The intricacy of this choreography is almost like a Broadway musical.
What’s your part in this dance?
Even if you’ve never thought about it this way, you have been practicing your part for a long, long time. When faced with old, familiar conflicts, do you use old ways of coping like yelling, sulking, drinking, or overeating?
How might you change your part of the choreography?
It might not seem like it is possible to change anything. And it’s true, you cannot change other people. But when you change your own behaviors, it changes the environment. This allows a little space for others to change their ways, too.
They might not change right away. They might even push back harder at first. This is normal. If you change from the cha-cha to the tango, others might be surprised. They’ll try to convince you to come back to the cha-cha.
Families adjust all the time, like when someone gets married or a child goes off to college. Even rigid families make some changes over time.
Even if your family seems like they’ll never change, here are some tips to help with holiday family stress.
Keep your expectations reasonable.
In this EOP (Era of Pinterest), it is easy to get caught up in images of perfection. The perfect holiday meal, decorations, parties, family photos. Ironically, all the stress this causes makes your mood anything but perfect.
No matter how much you chase it, perfection is an illusion. Your (im)perfect self is exhausted.
Going easier on yourself can help you enjoy the season more. No one will miss that one extra type of Christmas cookie. Or the extra-special bow on the gift.
This goes for your family, too. Recognize that your family will be no more perfect over the holidays than at any other time. Going more with the flow can boost your appreciation of your relatives on their own terms.
Keep the big picture in mind.
Rather than getting caught up in the details about when gifts are exchanged, or who said what about whom, look at the big picture. Try to get at the meaning of an action instead of just how it is carried out. Too often, we get caught up in the details and miss the larger meaning of events.
For example, do you need to make Grandma’s fruitcake when no one will even eat it? Or is there something else you can do as a family to remember and honor her?
Take care of yourself.
Repeat after me: “I can say no.”
Say it again.
Protecting energy and personal boundaries is often difficult for women. You may see it as being selfish. But just because someone asks you to do something doesn’t mean you have to agree to it. They are welcome to ask. And you are welcome to say yes or no.
You can refuse a party invitation, or go for a short time.
You can send store-bought treats to your child’s school instead of making something from scratch. (I heard you gasp, but everyone will live through it.)
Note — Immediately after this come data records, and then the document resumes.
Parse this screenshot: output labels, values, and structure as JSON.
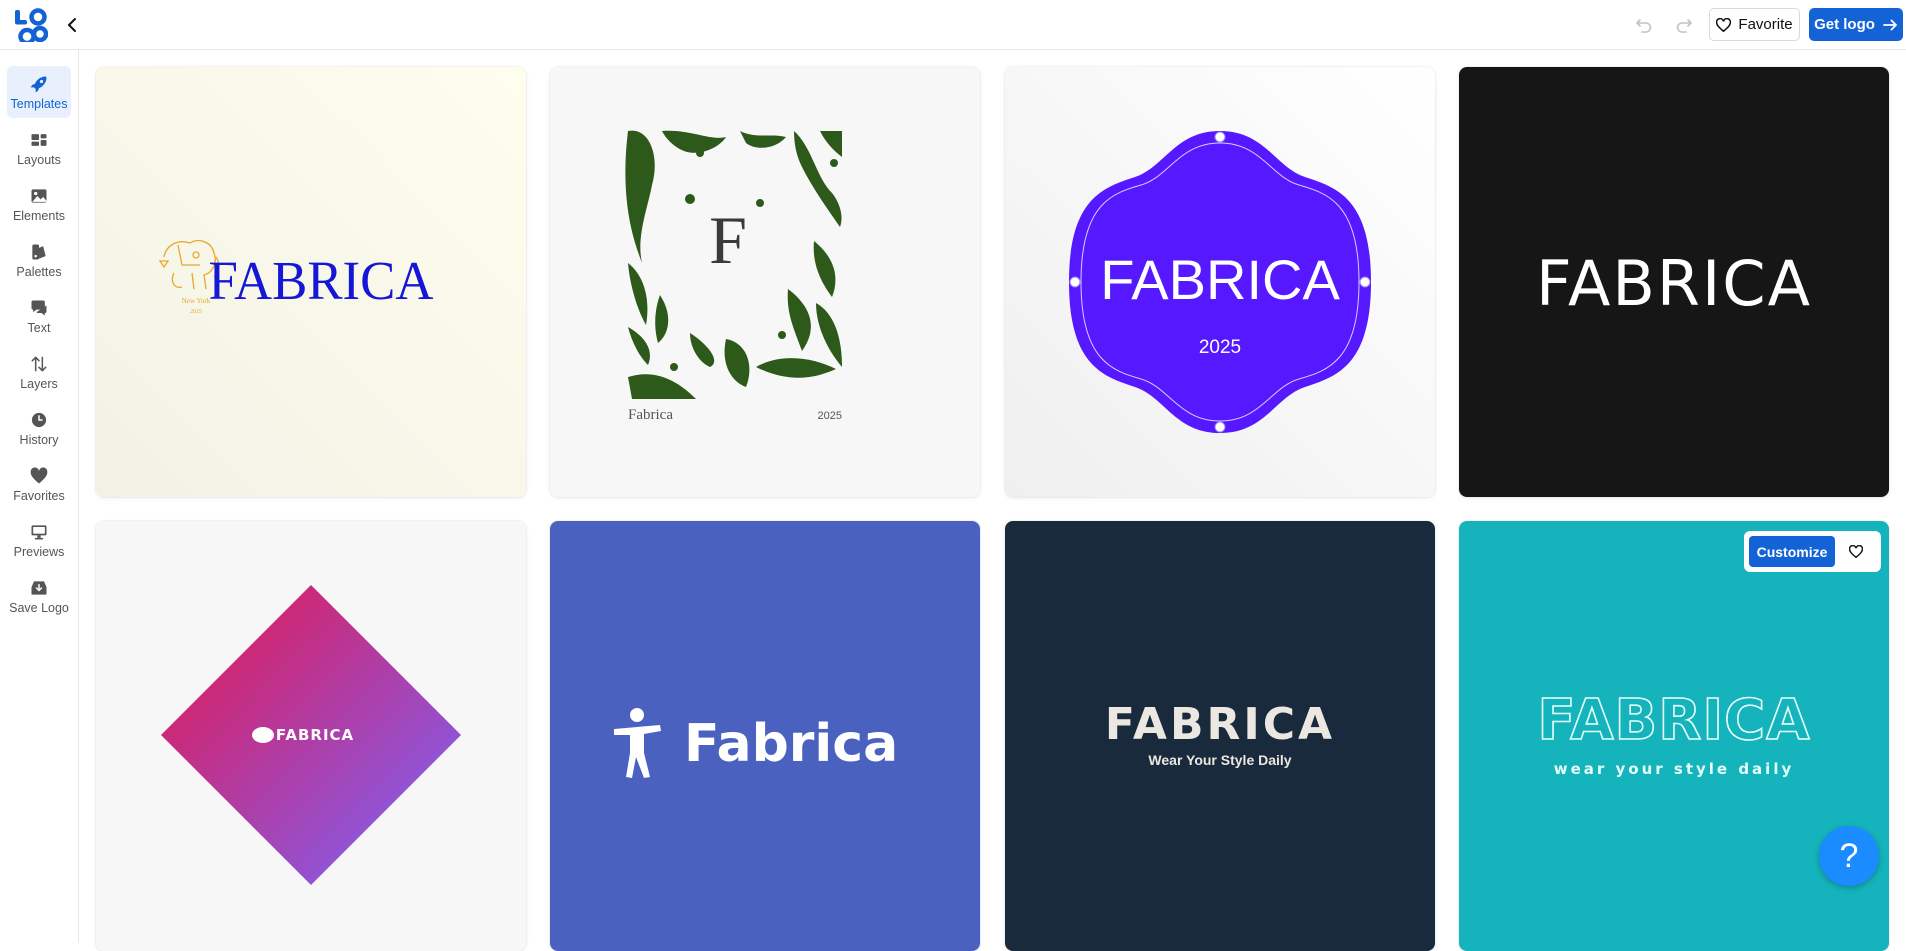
{
  "header": {
    "logo_text": "LOGO",
    "favorite_label": "Favorite",
    "get_logo_label": "Get logo"
  },
  "sidebar": {
    "items": [
      {
        "label": "Templates",
        "icon": "rocket-icon",
        "active": true
      },
      {
        "label": "Layouts",
        "icon": "layouts-icon"
      },
      {
        "label": "Elements",
        "icon": "image-icon"
      },
      {
        "label": "Palettes",
        "icon": "palette-icon"
      },
      {
        "label": "Text",
        "icon": "chat-icon"
      },
      {
        "label": "Layers",
        "icon": "sort-arrows-icon"
      },
      {
        "label": "History",
        "icon": "clock-icon"
      },
      {
        "label": "Favorites",
        "icon": "heart-icon"
      },
      {
        "label": "Previews",
        "icon": "monitor-icon"
      },
      {
        "label": "Save Logo",
        "icon": "download-box-icon"
      }
    ]
  },
  "templates": [
    {
      "brand": "FABRICA",
      "sub_city": "New York",
      "sub_year": "2025",
      "bg": "#fbfbee"
    },
    {
      "letter": "F",
      "brand": "Fabrica",
      "year": "2025",
      "bg": "#f7f7f7",
      "accent": "#2d5a1a"
    },
    {
      "brand": "FABRICA",
      "year": "2025",
      "bg": "#f5f5f5",
      "accent": "#5518ff"
    },
    {
      "brand": "FABRICA",
      "bg": "#161616"
    },
    {
      "brand": "FABRICA",
      "bg": "#f7f7f7"
    },
    {
      "brand": "Fabrica",
      "bg": "#4a61c0"
    },
    {
      "brand": "FABRICA",
      "tagline": "Wear Your Style Daily",
      "bg": "#182a3c"
    },
    {
      "brand": "FABRICA",
      "tagline": "wear your style daily",
      "bg": "#15b3bc"
    }
  ],
  "card_overlay": {
    "customize_label": "Customize"
  },
  "help": {
    "label": "?"
  }
}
People often think in terms of a catastrophe –the worst that could possibly happen. But typically, outcomes are a lot less serious than you anticipate. You are not a terrible person for not catering to your sister-in-law’s demands. Even if relatives try to tell you so.
Which brings up the last tip:
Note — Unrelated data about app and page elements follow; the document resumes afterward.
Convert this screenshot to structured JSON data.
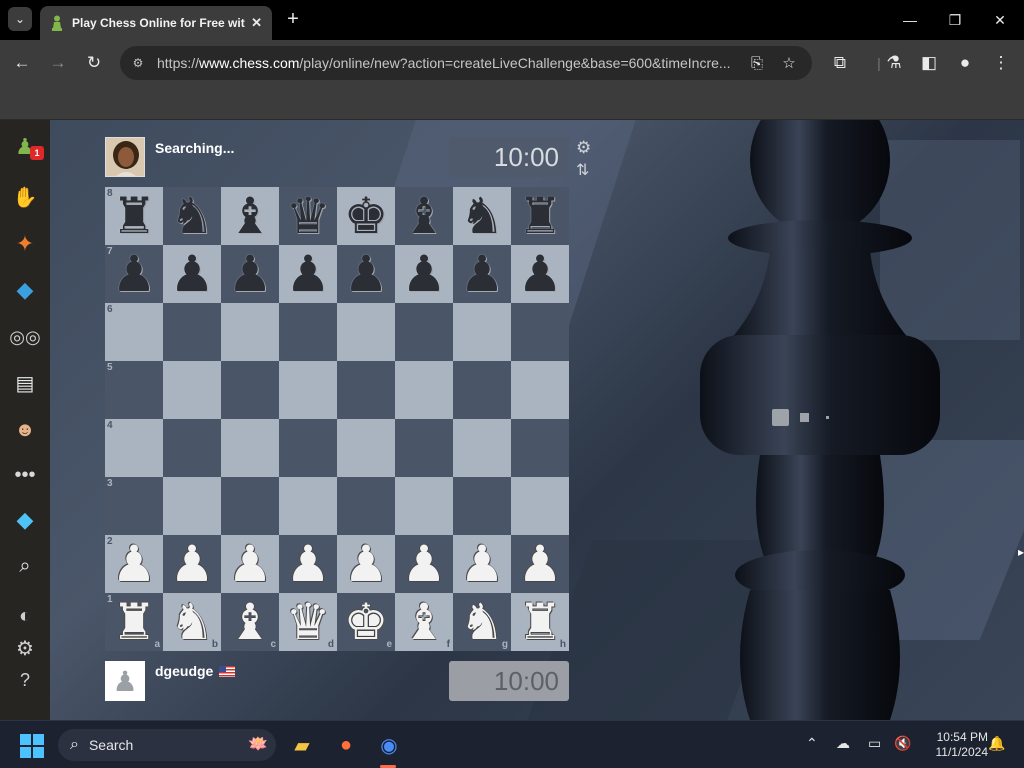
{
  "browser": {
    "tab_title": "Play Chess Online for Free with",
    "url_prefix": "https://",
    "url_domain": "www.chess.com",
    "url_path": "/play/online/new?action=createLiveChallenge&base=600&timeIncre..."
  },
  "sidebar": {
    "notification_count": "1"
  },
  "players": {
    "top": {
      "name": "Searching...",
      "clock": "10:00"
    },
    "bottom": {
      "name": "dgeudge",
      "clock": "10:00"
    }
  },
  "board": {
    "ranks": [
      "8",
      "7",
      "6",
      "5",
      "4",
      "3",
      "2",
      "1"
    ],
    "files": [
      "a",
      "b",
      "c",
      "d",
      "e",
      "f",
      "g",
      "h"
    ],
    "position": [
      [
        "r",
        "n",
        "b",
        "q",
        "k",
        "b",
        "n",
        "r"
      ],
      [
        "p",
        "p",
        "p",
        "p",
        "p",
        "p",
        "p",
        "p"
      ],
      [
        "",
        "",
        "",
        "",
        "",
        "",
        "",
        ""
      ],
      [
        "",
        "",
        "",
        "",
        "",
        "",
        "",
        ""
      ],
      [
        "",
        "",
        "",
        "",
        "",
        "",
        "",
        ""
      ],
      [
        "",
        "",
        "",
        "",
        "",
        "",
        "",
        ""
      ],
      [
        "P",
        "P",
        "P",
        "P",
        "P",
        "P",
        "P",
        "P"
      ],
      [
        "R",
        "N",
        "B",
        "Q",
        "K",
        "B",
        "N",
        "R"
      ]
    ],
    "colors": {
      "light": "#aab4c1",
      "dark": "#4b5568"
    }
  },
  "taskbar": {
    "search_label": "Search",
    "time": "10:54 PM",
    "date": "11/1/2024"
  },
  "icons": {
    "sidebar": [
      "chess-pawn-icon",
      "play-hand-icon",
      "puzzle-icon",
      "learn-icon",
      "watch-binoculars-icon",
      "news-icon",
      "social-icon",
      "more-icon",
      "diamond-icon",
      "search-icon",
      "theme-icon",
      "settings-icon",
      "help-icon"
    ]
  }
}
Sometimes, other people are cranky. They may be downright unpleasant. This doesn’t mean you have to match their mood or tactics.
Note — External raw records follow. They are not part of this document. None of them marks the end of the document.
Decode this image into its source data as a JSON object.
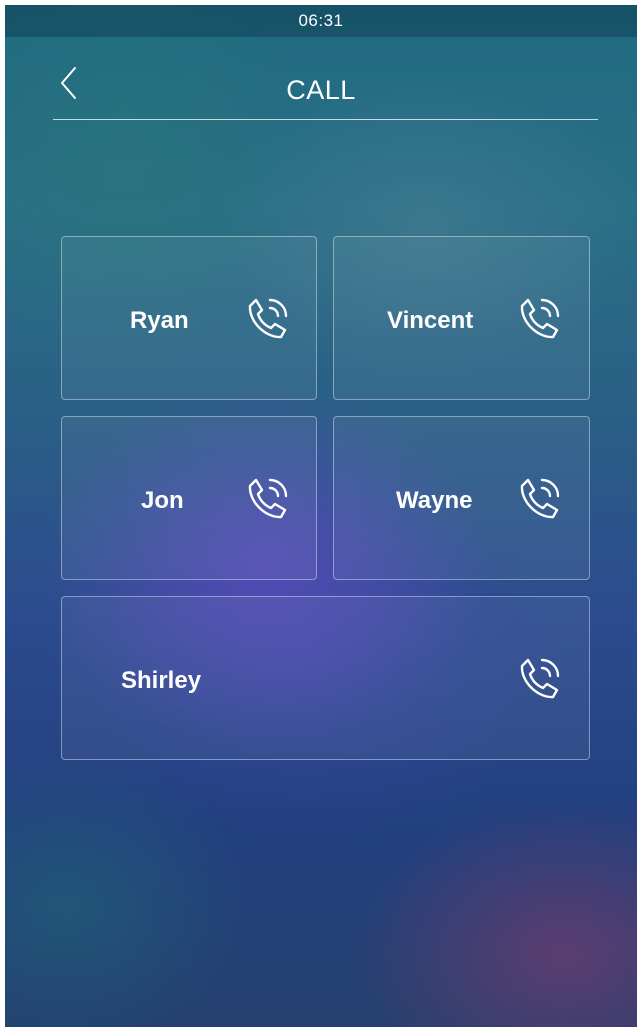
{
  "status_bar": {
    "time": "06:31"
  },
  "header": {
    "title": "CALL",
    "back_icon": "chevron-left-icon"
  },
  "contacts": [
    {
      "name": "Ryan",
      "icon": "phone-call-icon"
    },
    {
      "name": "Vincent",
      "icon": "phone-call-icon"
    },
    {
      "name": "Jon",
      "icon": "phone-call-icon"
    },
    {
      "name": "Wayne",
      "icon": "phone-call-icon"
    },
    {
      "name": "Shirley",
      "icon": "phone-call-icon"
    }
  ],
  "colors": {
    "text": "#ffffff",
    "card_border": "#c8d2e6"
  }
}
One way to communicate clearly while minimizing others’ defensiveness is to use I statements. Telling your cousin “you are the biggest excuse of a rat I have ever met” is unlikely to help either of you be your best selves. Instead, say, “I feel really uncomfortable when you talk about me throwing up on my 7th grade crush. I wish you would tell some other stories.”
This is not a guarantee that your cousin will become more respectable. However, it offers an invitation for him to make changes without becoming defensive. And if he continues to tell the same story, at least you clarified your wishes without getting engaged in an argument.
What are some of the things you experience with your relatives during the holidays?